Why would I spend time thinking about someone who doesn’t even love me?

When I read this from James Clear’s newsletter, I was stunned. First, I’ll share it to all:

Actress Viola Davis on handling criticism:

“I don’t have any time to stay up all night worrying about what someone who doesn’t love me has to say about me.”

Source: Viola Davis’ Battle with Low Self-Esteem

And for someone who has extremely low self-esteem, this is just what I needed to hear, not to mention that I really love Viola Davis in How to Get Away with Murder.

In class, we are asked to present our work individually and actually seeing my classmates’ works, I started to overthink. And here comes the worst part, I started comparing.

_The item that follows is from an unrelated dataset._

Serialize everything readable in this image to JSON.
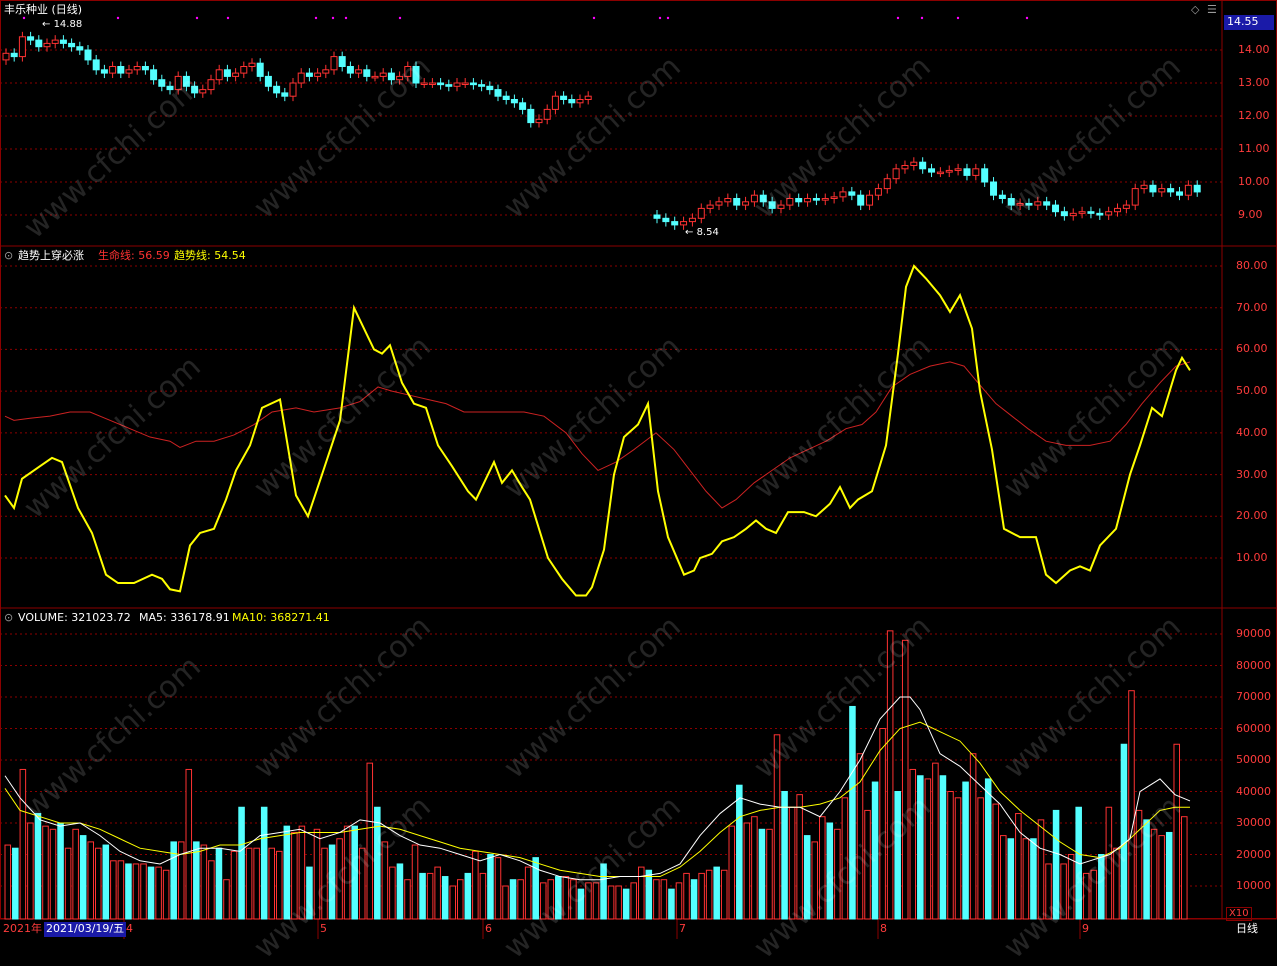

Comparing is good only if its on a realistic level. For example, I’m someone who is just a beginner in composing music (Note: This is only an example. I am not composing any music and I do not know how to play any instruments, but who knows? in the future, I might be interested in learning one.) I barely have an experience and it is extremely unhealthy if I compare my work to Mozart’s or Beethoven’s who have decades and decades of experience. Hence, if I compared my works to them, I’ll probably not continue pursuing songwriting at all because I’ll end up thinking, “My works will never be like them anyways.”

For me, comparing is good if it gets you to do better. Let’s say I admire a work of my classmate and its not necessarily on a level of “Worldwide Popular” but it gets me thinking that, ‘Oh. I can’t do that yet but I can do that once I learned what I needed to learn.’ Basically, the bar is not that high. Hence, it makes it realistically achievable given that I spend time learning and practicing.

Anyways, going back to where I said that we will present our work individually, I did not have the courage to volunteer to present my work (BUT the good thing is that I can still present next meeting) because I was so afraid of what my classmates would think of.

BUT (capitalize for emphasis)

Good thing, classes ended earlier and hence, I snapped out of ruminating.

I remember that THIS is my life. I am here, not to impress anyone with what I can do, but for me. FOR ME.

Yes, there is a possibility that they may think of not really good things about my work BUT that is outside of my control.

I get to say what I can and cannot do.

Presenting my work and having the opportunity to hear constructive criticisms from my professor is what I wanted to do. And what other people may think should not be an impediment nor even a factor whether I should change my decision.

What my inner soul wants me to do is to learn, to hear comments about my work from my professor. And that is what I’m gonna do.

I should not even waste a second of my time here on Earth, dimming my light just so I would not destroy my self-made image to other people. There is no self-image. I’m just me.

So, I’m grateful to actress Viola Davis for her perspective. It helped me remember on what is the significant. Though, it’s not easy to change perspectives. I will always remember that every day is a new day to do my best.

Today, I would not have written this if I had the courage to present nor would I have this realizations. So, either way, I choose to be joyful and to understand my decisions.

Have a great day.